- Scenic views: The Moru Kopjes offer some of the best views in Serengeti National Park, with panoramic vistas of the plains, hills, and sky. You can climb to the top of some of the rocks and admire the scenery from above, or take a leisurely walk around the base of the formations and enjoy the peaceful atmosphere.
- Birdwatching: Moru Kopjes is home to a variety of bird species, making it a must-visit destination for bird enthusiasts.
Exploring the Moru Kopjes: Tips and Advice
Before you set out to explore the Moru Kopjes, here are some things to keep in mind:
- Wear comfortable shoes: The terrain around the Moru Kopjes is uneven and rocky, so you should wear sturdy shoes or boots with good traction. Avoid flip-flops or sandals.

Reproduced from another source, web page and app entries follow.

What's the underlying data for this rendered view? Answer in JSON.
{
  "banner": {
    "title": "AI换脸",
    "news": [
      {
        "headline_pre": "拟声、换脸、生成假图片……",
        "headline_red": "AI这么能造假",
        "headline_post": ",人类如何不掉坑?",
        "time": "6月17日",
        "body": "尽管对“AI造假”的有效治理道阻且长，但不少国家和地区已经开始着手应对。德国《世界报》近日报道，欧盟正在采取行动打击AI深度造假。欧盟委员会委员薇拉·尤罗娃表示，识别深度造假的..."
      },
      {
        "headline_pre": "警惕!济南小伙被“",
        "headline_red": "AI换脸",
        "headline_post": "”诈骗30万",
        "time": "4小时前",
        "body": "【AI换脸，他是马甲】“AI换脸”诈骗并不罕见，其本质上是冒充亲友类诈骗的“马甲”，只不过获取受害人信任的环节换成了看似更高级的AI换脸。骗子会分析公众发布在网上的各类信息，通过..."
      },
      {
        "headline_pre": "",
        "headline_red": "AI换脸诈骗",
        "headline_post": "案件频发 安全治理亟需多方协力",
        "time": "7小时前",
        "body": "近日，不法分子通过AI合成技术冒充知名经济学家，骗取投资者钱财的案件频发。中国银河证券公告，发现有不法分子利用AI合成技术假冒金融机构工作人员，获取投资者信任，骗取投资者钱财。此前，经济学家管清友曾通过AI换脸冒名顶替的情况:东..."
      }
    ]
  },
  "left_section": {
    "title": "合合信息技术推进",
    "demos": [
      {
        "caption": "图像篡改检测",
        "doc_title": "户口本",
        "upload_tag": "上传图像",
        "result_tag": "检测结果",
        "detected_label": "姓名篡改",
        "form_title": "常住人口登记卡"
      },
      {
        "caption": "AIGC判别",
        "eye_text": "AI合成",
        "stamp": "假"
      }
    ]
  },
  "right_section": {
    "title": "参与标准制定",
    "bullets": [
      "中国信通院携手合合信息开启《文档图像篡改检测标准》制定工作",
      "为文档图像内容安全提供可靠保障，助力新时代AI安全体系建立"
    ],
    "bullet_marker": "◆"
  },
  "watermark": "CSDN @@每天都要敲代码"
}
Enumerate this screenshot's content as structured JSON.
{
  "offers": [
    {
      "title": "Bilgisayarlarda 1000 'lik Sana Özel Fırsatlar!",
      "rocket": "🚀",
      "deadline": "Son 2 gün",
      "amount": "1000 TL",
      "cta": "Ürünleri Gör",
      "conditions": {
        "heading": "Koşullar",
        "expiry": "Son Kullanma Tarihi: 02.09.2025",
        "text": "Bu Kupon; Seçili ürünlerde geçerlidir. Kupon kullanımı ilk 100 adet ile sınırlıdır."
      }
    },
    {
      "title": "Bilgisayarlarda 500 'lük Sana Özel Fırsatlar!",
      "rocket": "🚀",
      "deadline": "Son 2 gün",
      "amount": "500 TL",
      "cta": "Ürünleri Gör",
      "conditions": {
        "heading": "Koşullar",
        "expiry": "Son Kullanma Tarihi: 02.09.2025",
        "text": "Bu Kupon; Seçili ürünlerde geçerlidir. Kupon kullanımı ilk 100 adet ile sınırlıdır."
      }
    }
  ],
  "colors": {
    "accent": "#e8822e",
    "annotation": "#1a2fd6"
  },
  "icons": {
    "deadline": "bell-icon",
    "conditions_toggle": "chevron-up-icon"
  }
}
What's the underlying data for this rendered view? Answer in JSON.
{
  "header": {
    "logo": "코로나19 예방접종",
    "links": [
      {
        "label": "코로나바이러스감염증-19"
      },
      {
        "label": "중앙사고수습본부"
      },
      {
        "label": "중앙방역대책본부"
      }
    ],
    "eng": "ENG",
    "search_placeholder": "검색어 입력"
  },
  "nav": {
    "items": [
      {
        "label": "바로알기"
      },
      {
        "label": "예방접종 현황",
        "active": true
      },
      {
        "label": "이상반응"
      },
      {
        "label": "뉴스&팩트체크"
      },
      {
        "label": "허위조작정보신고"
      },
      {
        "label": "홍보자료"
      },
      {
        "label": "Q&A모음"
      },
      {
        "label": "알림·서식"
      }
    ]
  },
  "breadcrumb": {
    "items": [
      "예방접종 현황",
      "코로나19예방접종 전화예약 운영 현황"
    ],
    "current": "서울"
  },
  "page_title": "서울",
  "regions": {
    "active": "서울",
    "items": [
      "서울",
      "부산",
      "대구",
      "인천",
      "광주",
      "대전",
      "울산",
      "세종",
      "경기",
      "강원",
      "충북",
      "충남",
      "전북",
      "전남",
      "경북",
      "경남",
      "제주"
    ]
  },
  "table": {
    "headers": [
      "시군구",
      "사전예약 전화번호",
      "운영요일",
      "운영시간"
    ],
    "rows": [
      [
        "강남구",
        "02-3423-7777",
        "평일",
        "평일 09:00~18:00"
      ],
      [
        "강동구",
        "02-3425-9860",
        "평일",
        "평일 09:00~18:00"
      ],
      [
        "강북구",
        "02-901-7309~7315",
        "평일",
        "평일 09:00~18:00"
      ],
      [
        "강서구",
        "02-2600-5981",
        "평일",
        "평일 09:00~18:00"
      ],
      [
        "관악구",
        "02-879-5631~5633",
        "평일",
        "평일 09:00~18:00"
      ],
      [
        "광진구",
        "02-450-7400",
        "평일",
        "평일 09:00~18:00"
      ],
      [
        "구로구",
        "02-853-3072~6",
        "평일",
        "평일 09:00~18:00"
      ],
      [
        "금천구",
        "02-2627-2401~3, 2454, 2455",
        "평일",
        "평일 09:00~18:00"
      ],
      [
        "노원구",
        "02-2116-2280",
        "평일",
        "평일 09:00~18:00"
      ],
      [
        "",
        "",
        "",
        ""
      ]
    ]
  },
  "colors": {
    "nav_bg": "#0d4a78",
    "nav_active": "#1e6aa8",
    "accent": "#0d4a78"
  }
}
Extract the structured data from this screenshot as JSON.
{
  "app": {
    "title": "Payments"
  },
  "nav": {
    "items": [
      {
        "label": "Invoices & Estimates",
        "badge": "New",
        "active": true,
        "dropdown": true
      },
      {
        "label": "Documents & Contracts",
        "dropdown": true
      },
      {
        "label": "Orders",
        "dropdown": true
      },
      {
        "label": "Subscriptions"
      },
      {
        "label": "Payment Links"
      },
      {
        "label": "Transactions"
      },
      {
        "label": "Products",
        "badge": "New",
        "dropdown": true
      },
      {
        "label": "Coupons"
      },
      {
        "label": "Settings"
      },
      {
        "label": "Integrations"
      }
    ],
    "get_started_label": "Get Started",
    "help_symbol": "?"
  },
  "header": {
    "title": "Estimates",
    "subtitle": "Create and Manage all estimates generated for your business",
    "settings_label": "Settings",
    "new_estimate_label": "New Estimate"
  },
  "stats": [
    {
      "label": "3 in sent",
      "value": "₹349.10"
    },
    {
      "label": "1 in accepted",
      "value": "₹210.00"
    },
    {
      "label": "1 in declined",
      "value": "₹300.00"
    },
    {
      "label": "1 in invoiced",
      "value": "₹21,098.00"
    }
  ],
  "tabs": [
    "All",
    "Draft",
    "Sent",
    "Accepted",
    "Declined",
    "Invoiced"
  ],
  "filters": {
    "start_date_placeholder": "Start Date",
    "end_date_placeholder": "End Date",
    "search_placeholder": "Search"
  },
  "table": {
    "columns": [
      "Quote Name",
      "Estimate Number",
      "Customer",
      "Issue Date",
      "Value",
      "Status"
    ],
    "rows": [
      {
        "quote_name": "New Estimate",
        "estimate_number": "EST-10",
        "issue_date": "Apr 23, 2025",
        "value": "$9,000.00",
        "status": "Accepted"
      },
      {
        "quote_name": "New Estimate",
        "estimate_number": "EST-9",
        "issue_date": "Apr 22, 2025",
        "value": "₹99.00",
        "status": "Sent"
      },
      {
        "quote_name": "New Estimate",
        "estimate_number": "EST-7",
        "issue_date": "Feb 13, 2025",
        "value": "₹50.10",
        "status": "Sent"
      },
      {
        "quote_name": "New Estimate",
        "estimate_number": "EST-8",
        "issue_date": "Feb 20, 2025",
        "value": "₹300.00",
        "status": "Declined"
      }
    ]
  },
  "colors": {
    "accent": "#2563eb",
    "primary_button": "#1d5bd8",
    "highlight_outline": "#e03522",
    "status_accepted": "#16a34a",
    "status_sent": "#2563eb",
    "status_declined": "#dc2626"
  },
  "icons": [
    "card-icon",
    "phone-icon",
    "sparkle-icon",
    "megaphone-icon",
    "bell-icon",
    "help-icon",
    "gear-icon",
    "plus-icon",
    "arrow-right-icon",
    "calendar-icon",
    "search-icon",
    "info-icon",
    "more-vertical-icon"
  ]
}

- Bring water and snacks: The Moru Kopjes are a remote location, and there are no shops or restaurants nearby. Be sure to bring enough water and snacks to last for several hours.
- Respect wildlife: While the Moru Kopjes offer excellent opportunities to see wildlife, it is essential to maintain a safe distance and avoid disturbing the animals. Do not feed or approach them.
- Hire a guide: If you want to learn more about the Moru Kopjes’ geology, history, and wildlife, consider hiring a local guide who is knowledgeable about the area. A guide can also help you navigate the terrain and find the best spots for photography or birdwatching.
- Plan for the weather: The weather in Serengeti National Park can be unpredictable, so it’s a good idea to check the forecast before your visit. The rainy season lasts from March to May and October to December, so if you are visiting during these months, be prepared for mud and slippery rocks. On the other hand, the dry season from June to September and January to February can be hot and dusty, so bring sunscreen and a hat.
- Be respectful of the environment: The Moru Kopjes are a fragile ecosystem, and it’s essential to minimize your impact on the environment. Do not litter, and avoid touching or removing rocks or plants.
Moru Kopjes: FAQs
What is the best time to visit the Moru Kopjes?
- The Moru Kopjes can be visited year-round, but the dry season from June to September and January to February is the best time to see wildlife and enjoy the scenery.
How long does it take to explore the Moru Kopjes?
- You can spend a few hours or a whole day exploring the Moru Kopjes, depending on your interests and energy level. It’s a good idea to plan for at least three to four hours to see the main highlights.
Is it safe to walk around the Moru Kopjes?
- The Moru Kopjes are generally safe to explore, but it’s important to be cautious and aware of your surroundings. Stay on marked paths and avoid climbing on steep or unstable rocks.
Can I camp or picnic at the Moru Kopjes?
- Camping and picnicking are not allowed at the Moru Kopjes, as it is a protected area. There are designated campsites and picnic areas elsewhere in Serengeti National Park.
Can I see the Great Migration from the Moru Kopjes?
- The Great Migration passes through the Serengeti National Park, but the timing and location of the herds vary depending on the season. It’s not guaranteed that you will see the migration from the Moru Kopjes, but it’s worth checking with your guide or park ranger for the latest information.
Is there an entrance fee for the Moru Kopjes?
- The Moru Kopjes are part of Serengeti National Park, and you need to pay the park entrance fee to access the area. The fee varies depending on your nationality and length of stay.
Moru, home to the black rhino
The Moru Kopjes are a must-see attraction for anyone visiting Serengeti National Park. Whether you are interested in geology, wildlife, culture, or photography, the Moru Kopjes offer something for everyone. With its unique landscape and abundant wildlife, this natural wonder is sure to leave a lasting impression on your Tanzania safari. So pack your bags, put on your hiking boots, and get ready to explore the Moru Kopjes!